*DATASET EXCERPTS*
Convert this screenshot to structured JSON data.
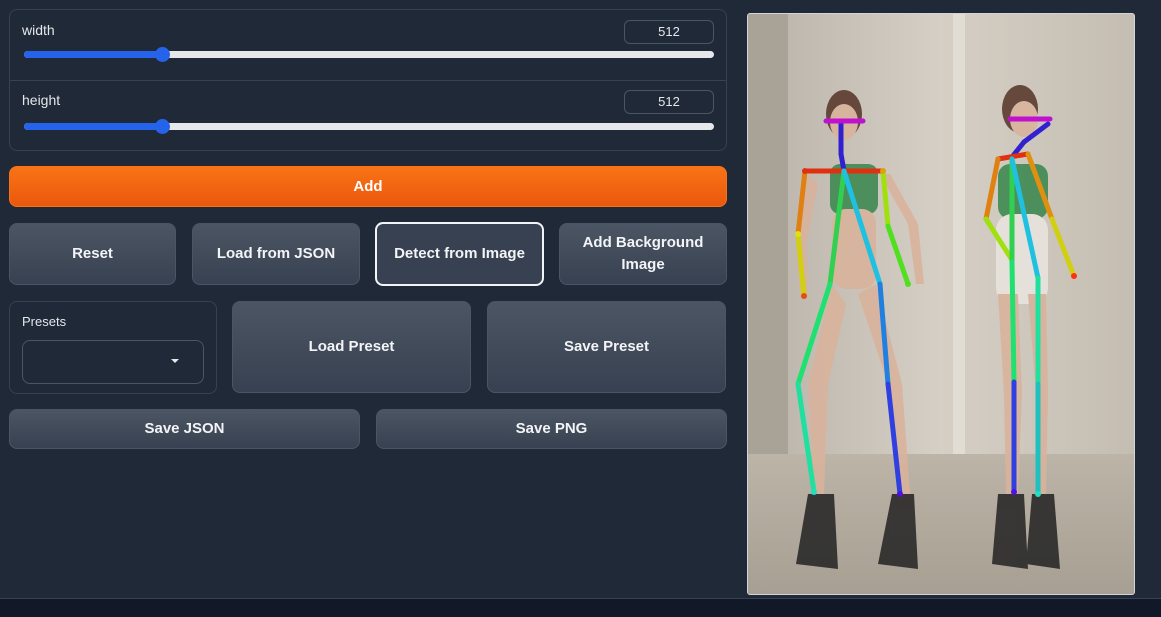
{
  "sliders": {
    "width": {
      "label": "width",
      "value": "512",
      "fraction": 0.2
    },
    "height": {
      "label": "height",
      "value": "512",
      "fraction": 0.2
    }
  },
  "buttons": {
    "add": "Add",
    "reset": "Reset",
    "load_json": "Load from JSON",
    "detect_image": "Detect from Image",
    "add_background": "Add Background Image",
    "load_preset": "Load Preset",
    "save_preset": "Save Preset",
    "save_json": "Save JSON",
    "save_png": "Save PNG"
  },
  "presets": {
    "label": "Presets",
    "selected": ""
  },
  "colors": {
    "accent": "#f97316",
    "slider": "#2563eb",
    "background": "#1f2937"
  },
  "icons": {
    "dropdown": "caret-down-icon"
  }
}
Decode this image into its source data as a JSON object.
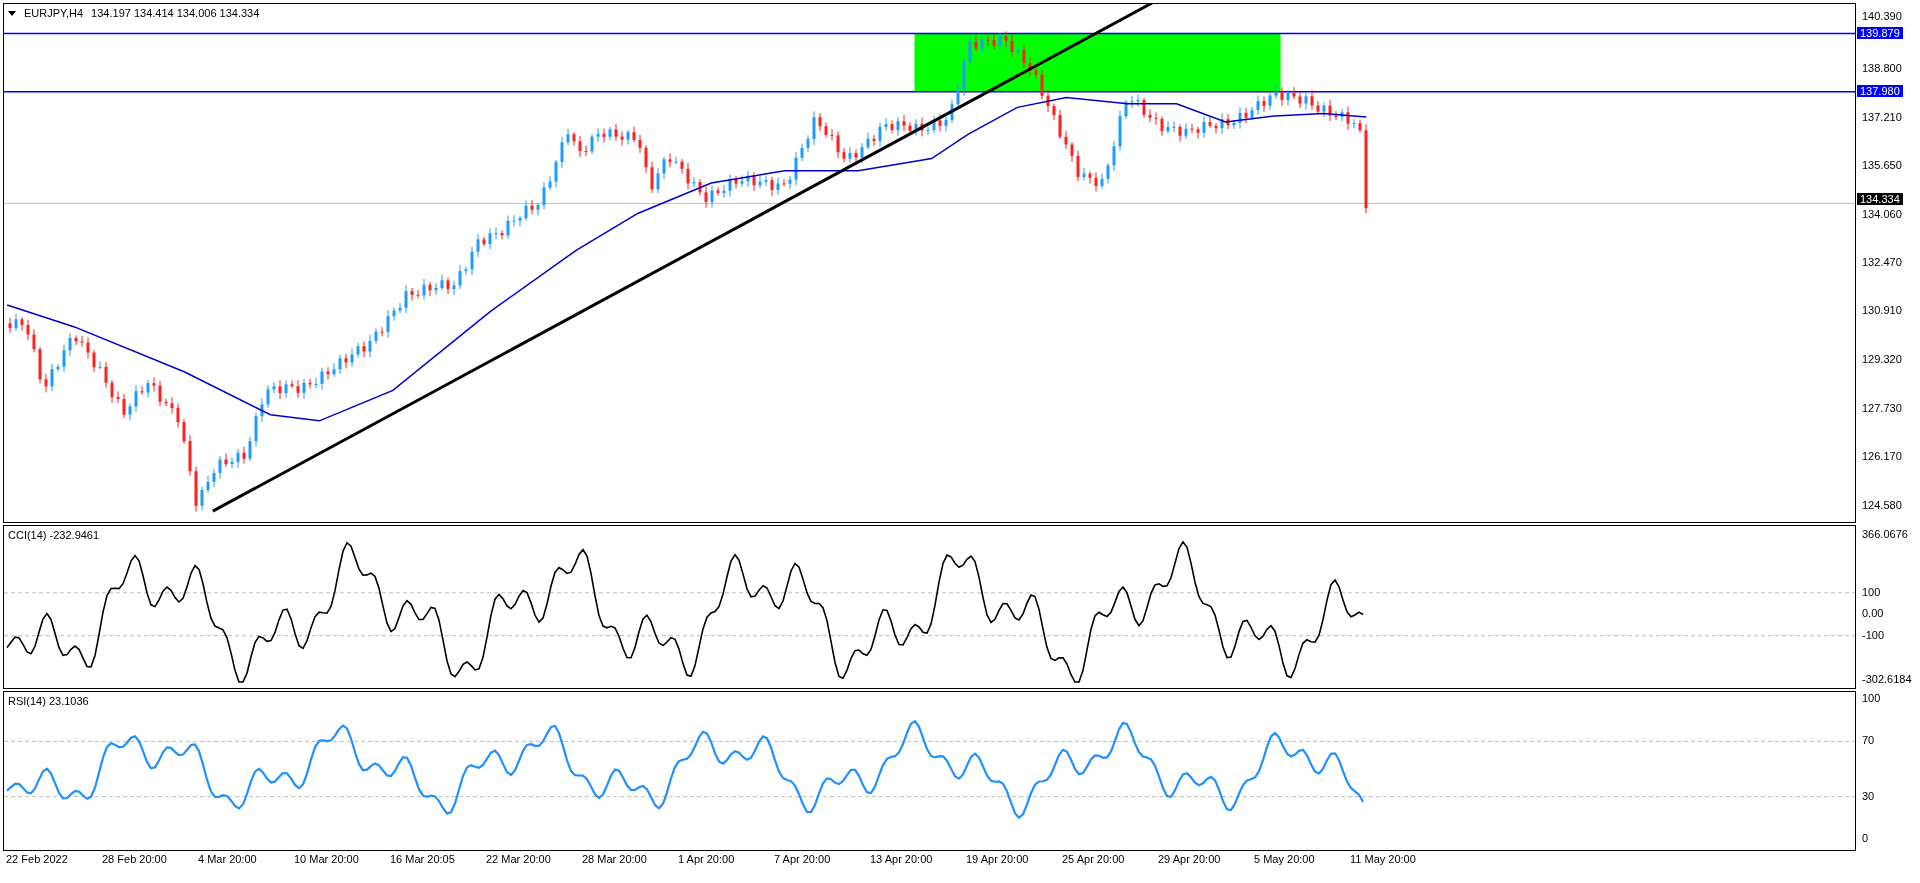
{
  "header": {
    "symbol": "EURJPY,H4",
    "ohlc": "134.197 134.414 134.006 134.334"
  },
  "price_axis": {
    "labels": [
      "140.390",
      "138.800",
      "137.210",
      "135.650",
      "134.060",
      "132.470",
      "130.910",
      "129.320",
      "127.730",
      "126.170",
      "124.580"
    ],
    "tags": [
      {
        "text": "139.879",
        "kind": "level"
      },
      {
        "text": "137.980",
        "kind": "level"
      },
      {
        "text": "134.334",
        "kind": "bid"
      }
    ]
  },
  "cci": {
    "title": "CCI(14) -232.9461",
    "labels": [
      {
        "text": "366.0676",
        "kind": "scale"
      },
      {
        "text": "100",
        "kind": "level"
      },
      {
        "text": "0.00",
        "kind": "scale"
      },
      {
        "text": "-100",
        "kind": "level"
      },
      {
        "text": "-302.6184",
        "kind": "scale"
      }
    ]
  },
  "rsi": {
    "title": "RSI(14) 23.1036",
    "labels": [
      {
        "text": "100",
        "kind": "scale"
      },
      {
        "text": "70",
        "kind": "level"
      },
      {
        "text": "30",
        "kind": "level"
      },
      {
        "text": "0",
        "kind": "scale"
      }
    ]
  },
  "time_axis": [
    "22 Feb 2022",
    "28 Feb 20:00",
    "4 Mar 20:00",
    "10 Mar 20:00",
    "16 Mar 20:05",
    "22 Mar 20:00",
    "28 Mar 20:00",
    "1 Apr 20:00",
    "7 Apr 20:00",
    "13 Apr 20:00",
    "19 Apr 20:00",
    "25 Apr 20:00",
    "29 Apr 20:00",
    "5 May 20:00",
    "11 May 20:00"
  ]
}
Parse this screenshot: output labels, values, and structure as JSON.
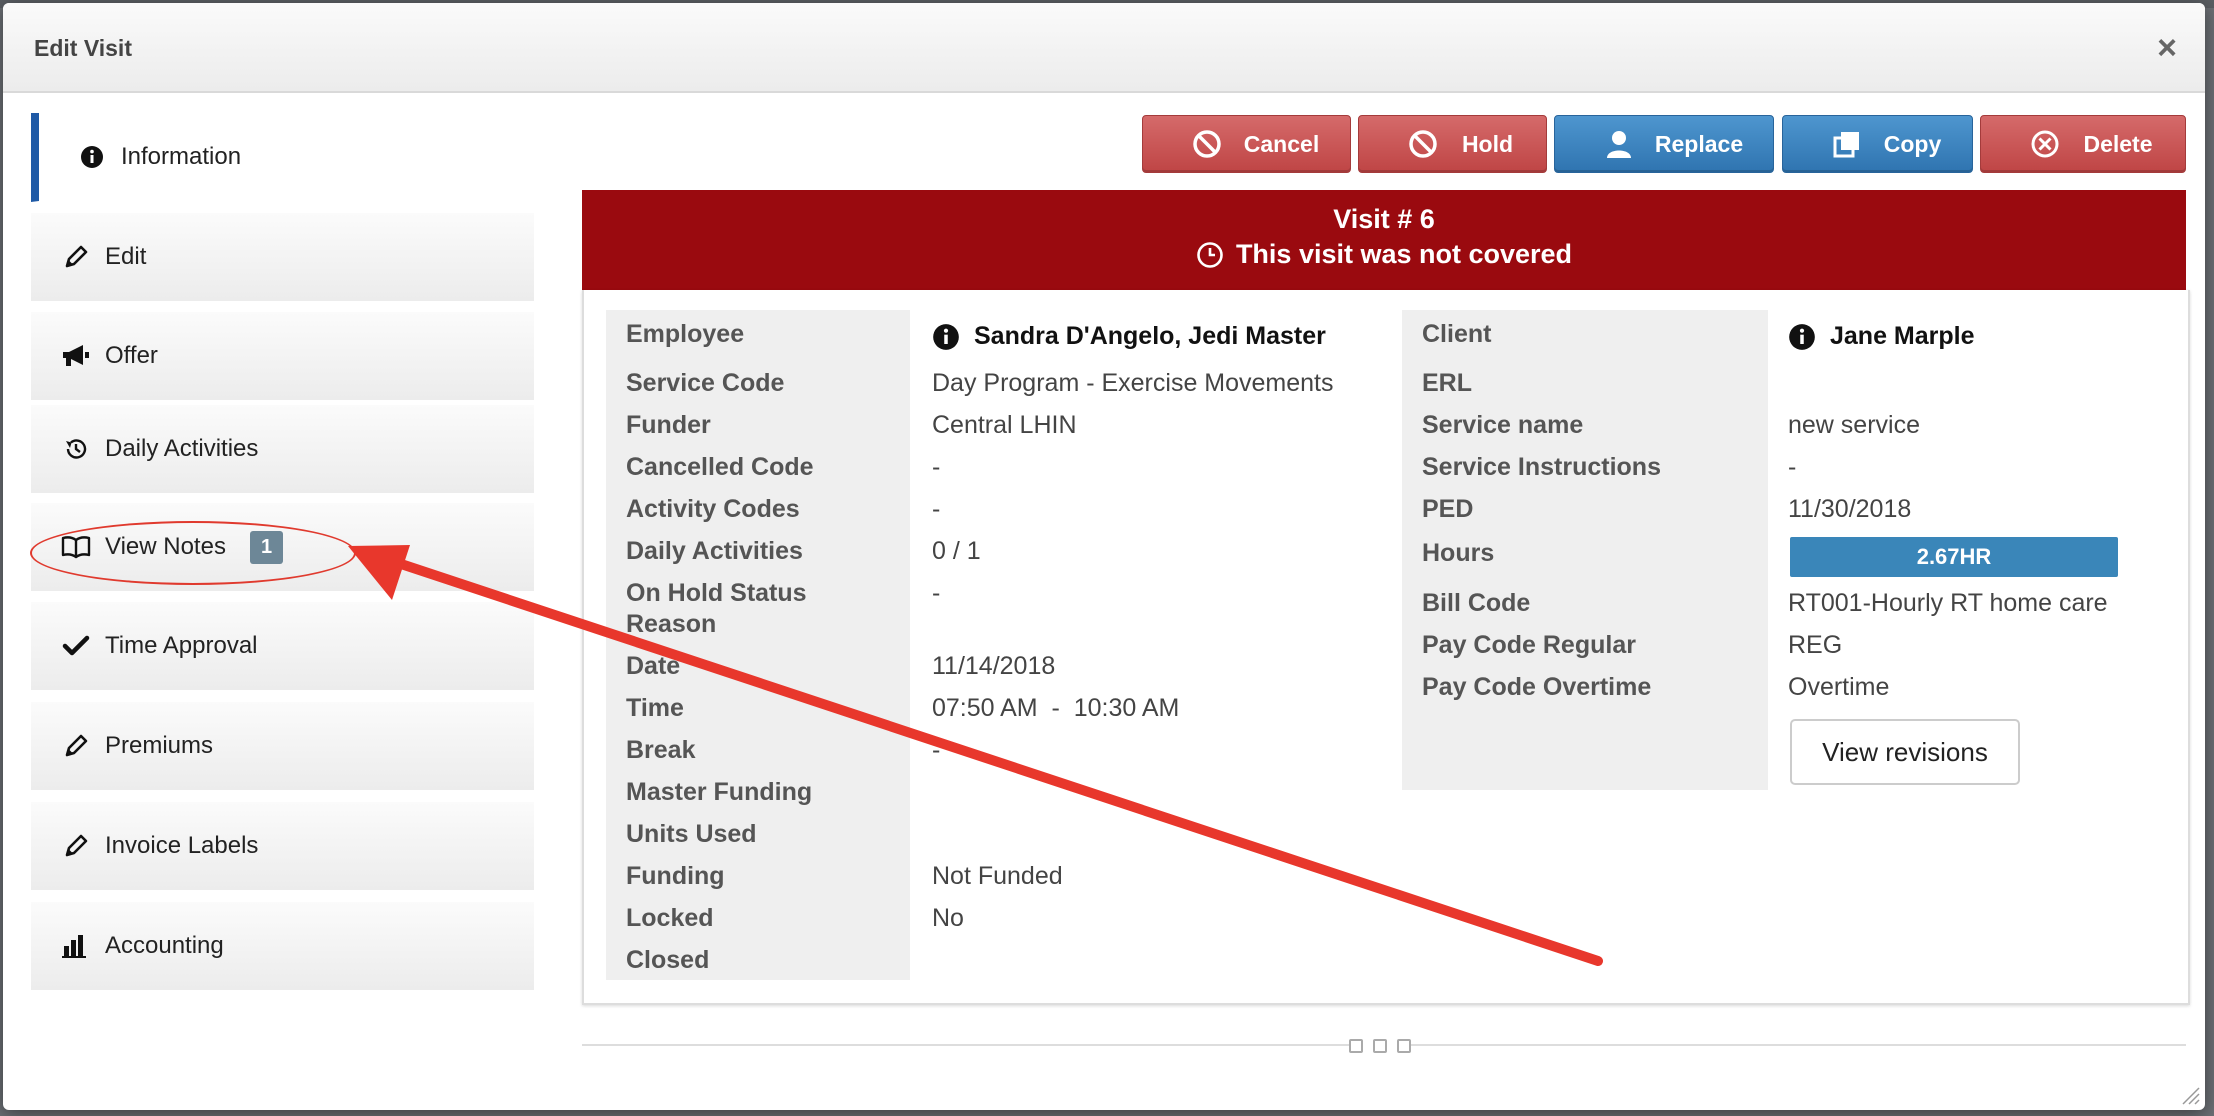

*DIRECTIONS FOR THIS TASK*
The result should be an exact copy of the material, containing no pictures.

*ANSWER BOX*
Convert this screenshot to structured JSON data.
{
  "sliders": {
    "width": {
      "label": "width",
      "value": "512",
      "fraction": 0.2
    },
    "height": {
      "label": "height",
      "value": "512",
      "fraction": 0.2
    }
  },
  "buttons": {
    "add": "Add",
    "reset": "Reset",
    "load_json": "Load from JSON",
    "detect_image": "Detect from Image",
    "add_background": "Add Background Image",
    "load_preset": "Load Preset",
    "save_preset": "Save Preset",
    "save_json": "Save JSON",
    "save_png": "Save PNG"
  },
  "presets": {
    "label": "Presets",
    "selected": ""
  },
  "colors": {
    "accent": "#f97316",
    "slider": "#2563eb",
    "background": "#1f2937"
  },
  "icons": {
    "dropdown": "caret-down-icon"
  }
}
Decode this image into its source data as a JSON object.
{
  "header": {
    "symbol": "EURJPY,H4",
    "ohlc": "134.197 134.414 134.006 134.334"
  },
  "price_axis": {
    "labels": [
      "140.390",
      "138.800",
      "137.210",
      "135.650",
      "134.060",
      "132.470",
      "130.910",
      "129.320",
      "127.730",
      "126.170",
      "124.580"
    ],
    "tags": [
      {
        "text": "139.879",
        "kind": "level"
      },
      {
        "text": "137.980",
        "kind": "level"
      },
      {
        "text": "134.334",
        "kind": "bid"
      }
    ]
  },
  "cci": {
    "title": "CCI(14) -232.9461",
    "labels": [
      {
        "text": "366.0676",
        "kind": "scale"
      },
      {
        "text": "100",
        "kind": "level"
      },
      {
        "text": "0.00",
        "kind": "scale"
      },
      {
        "text": "-100",
        "kind": "level"
      },
      {
        "text": "-302.6184",
        "kind": "scale"
      }
    ]
  },
  "rsi": {
    "title": "RSI(14) 23.1036",
    "labels": [
      {
        "text": "100",
        "kind": "scale"
      },
      {
        "text": "70",
        "kind": "level"
      },
      {
        "text": "30",
        "kind": "level"
      },
      {
        "text": "0",
        "kind": "scale"
      }
    ]
  },
  "time_axis": [
    "22 Feb 2022",
    "28 Feb 20:00",
    "4 Mar 20:00",
    "10 Mar 20:00",
    "16 Mar 20:05",
    "22 Mar 20:00",
    "28 Mar 20:00",
    "1 Apr 20:00",
    "7 Apr 20:00",
    "13 Apr 20:00",
    "19 Apr 20:00",
    "25 Apr 20:00",
    "29 Apr 20:00",
    "5 May 20:00",
    "11 May 20:00"
  ]
}
Parse this screenshot: output labels, values, and structure as JSON.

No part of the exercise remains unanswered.